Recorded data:
◇ ◇ ◇ ◇

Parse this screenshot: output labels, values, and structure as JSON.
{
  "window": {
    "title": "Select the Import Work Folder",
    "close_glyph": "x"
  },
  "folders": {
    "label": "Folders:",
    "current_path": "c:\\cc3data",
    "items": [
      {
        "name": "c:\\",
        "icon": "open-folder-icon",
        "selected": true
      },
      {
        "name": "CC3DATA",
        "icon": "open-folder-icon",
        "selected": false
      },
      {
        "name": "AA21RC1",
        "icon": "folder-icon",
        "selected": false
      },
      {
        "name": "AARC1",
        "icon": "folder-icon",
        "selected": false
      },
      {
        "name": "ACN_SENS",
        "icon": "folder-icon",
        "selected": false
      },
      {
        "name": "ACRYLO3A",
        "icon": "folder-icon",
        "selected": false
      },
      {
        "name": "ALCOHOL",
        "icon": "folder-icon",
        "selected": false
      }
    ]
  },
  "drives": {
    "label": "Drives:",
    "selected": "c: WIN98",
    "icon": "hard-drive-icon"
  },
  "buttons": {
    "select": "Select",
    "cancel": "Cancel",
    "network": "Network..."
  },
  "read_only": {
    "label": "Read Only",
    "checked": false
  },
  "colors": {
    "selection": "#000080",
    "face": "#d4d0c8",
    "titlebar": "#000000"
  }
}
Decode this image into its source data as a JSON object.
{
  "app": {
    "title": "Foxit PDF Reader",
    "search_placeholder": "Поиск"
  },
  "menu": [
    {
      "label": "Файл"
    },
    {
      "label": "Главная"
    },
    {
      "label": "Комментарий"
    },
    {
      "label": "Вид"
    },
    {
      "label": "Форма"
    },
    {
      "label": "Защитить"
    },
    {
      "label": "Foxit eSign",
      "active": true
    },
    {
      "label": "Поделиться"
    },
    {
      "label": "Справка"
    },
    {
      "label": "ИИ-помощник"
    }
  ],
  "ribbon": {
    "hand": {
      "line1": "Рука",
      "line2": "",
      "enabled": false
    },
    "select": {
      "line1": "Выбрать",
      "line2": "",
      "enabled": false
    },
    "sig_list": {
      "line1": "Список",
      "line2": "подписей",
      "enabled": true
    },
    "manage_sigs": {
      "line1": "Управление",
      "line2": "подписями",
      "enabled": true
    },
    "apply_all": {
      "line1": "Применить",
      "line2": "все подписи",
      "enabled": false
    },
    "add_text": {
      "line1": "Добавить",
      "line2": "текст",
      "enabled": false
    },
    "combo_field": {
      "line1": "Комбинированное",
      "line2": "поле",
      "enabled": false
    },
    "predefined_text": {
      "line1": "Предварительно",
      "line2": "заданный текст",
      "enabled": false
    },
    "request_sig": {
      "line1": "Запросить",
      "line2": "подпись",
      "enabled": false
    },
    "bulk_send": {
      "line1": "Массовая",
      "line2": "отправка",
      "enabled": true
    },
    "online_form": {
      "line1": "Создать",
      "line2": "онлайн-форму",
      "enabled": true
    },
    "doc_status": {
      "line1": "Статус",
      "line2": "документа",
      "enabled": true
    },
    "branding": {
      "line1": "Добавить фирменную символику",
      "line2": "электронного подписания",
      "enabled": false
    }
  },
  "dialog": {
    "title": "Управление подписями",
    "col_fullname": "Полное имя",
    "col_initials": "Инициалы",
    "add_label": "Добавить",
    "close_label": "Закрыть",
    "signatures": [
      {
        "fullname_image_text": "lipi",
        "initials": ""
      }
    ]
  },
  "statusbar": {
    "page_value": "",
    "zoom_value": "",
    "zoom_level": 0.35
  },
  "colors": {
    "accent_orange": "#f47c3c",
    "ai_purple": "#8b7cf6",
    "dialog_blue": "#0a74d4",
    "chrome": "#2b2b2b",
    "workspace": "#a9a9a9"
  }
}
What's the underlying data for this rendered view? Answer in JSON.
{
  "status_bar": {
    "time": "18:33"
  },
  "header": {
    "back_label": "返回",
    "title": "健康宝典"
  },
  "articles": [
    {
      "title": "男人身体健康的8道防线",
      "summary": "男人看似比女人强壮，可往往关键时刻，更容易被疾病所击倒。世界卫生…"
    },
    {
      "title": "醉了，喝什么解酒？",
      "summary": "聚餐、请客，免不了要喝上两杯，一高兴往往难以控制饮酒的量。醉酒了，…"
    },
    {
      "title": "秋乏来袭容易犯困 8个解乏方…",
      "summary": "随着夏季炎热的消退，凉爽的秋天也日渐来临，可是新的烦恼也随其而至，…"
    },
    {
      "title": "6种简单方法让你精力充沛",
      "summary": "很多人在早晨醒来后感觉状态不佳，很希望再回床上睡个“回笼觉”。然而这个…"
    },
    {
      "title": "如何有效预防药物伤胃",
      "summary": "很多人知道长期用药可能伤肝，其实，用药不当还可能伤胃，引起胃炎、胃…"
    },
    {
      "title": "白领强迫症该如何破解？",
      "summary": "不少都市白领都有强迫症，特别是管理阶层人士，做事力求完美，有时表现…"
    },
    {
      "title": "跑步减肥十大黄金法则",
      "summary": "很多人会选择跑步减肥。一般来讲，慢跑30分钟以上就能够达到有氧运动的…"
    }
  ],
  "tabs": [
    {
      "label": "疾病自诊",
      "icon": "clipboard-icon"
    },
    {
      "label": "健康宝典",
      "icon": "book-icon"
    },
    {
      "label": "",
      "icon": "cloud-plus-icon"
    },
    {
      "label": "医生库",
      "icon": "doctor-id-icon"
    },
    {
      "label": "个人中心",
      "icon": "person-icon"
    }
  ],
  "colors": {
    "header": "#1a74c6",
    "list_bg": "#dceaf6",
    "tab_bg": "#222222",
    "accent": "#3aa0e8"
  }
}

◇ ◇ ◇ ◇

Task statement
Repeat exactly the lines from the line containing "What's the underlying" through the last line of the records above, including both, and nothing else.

Exercise response
What's the underlying data for this rendered view? Answer in JSON.
{
  "status_bar": {
    "time": "18:33"
  },
  "header": {
    "back_label": "返回",
    "title": "健康宝典"
  },
  "articles": [
    {
      "title": "男人身体健康的8道防线",
      "summary": "男人看似比女人强壮，可往往关键时刻，更容易被疾病所击倒。世界卫生…"
    },
    {
      "title": "醉了，喝什么解酒？",
      "summary": "聚餐、请客，免不了要喝上两杯，一高兴往往难以控制饮酒的量。醉酒了，…"
    },
    {
      "title": "秋乏来袭容易犯困 8个解乏方…",
      "summary": "随着夏季炎热的消退，凉爽的秋天也日渐来临，可是新的烦恼也随其而至，…"
    },
    {
      "title": "6种简单方法让你精力充沛",
      "summary": "很多人在早晨醒来后感觉状态不佳，很希望再回床上睡个“回笼觉”。然而这个…"
    },
    {
      "title": "如何有效预防药物伤胃",
      "summary": "很多人知道长期用药可能伤肝，其实，用药不当还可能伤胃，引起胃炎、胃…"
    },
    {
      "title": "白领强迫症该如何破解？",
      "summary": "不少都市白领都有强迫症，特别是管理阶层人士，做事力求完美，有时表现…"
    },
    {
      "title": "跑步减肥十大黄金法则",
      "summary": "很多人会选择跑步减肥。一般来讲，慢跑30分钟以上就能够达到有氧运动的…"
    }
  ],
  "tabs": [
    {
      "label": "疾病自诊",
      "icon": "clipboard-icon"
    },
    {
      "label": "健康宝典",
      "icon": "book-icon"
    },
    {
      "label": "",
      "icon": "cloud-plus-icon"
    },
    {
      "label": "医生库",
      "icon": "doctor-id-icon"
    },
    {
      "label": "个人中心",
      "icon": "person-icon"
    }
  ],
  "colors": {
    "header": "#1a74c6",
    "list_bg": "#dceaf6",
    "tab_bg": "#222222",
    "accent": "#3aa0e8"
  }
}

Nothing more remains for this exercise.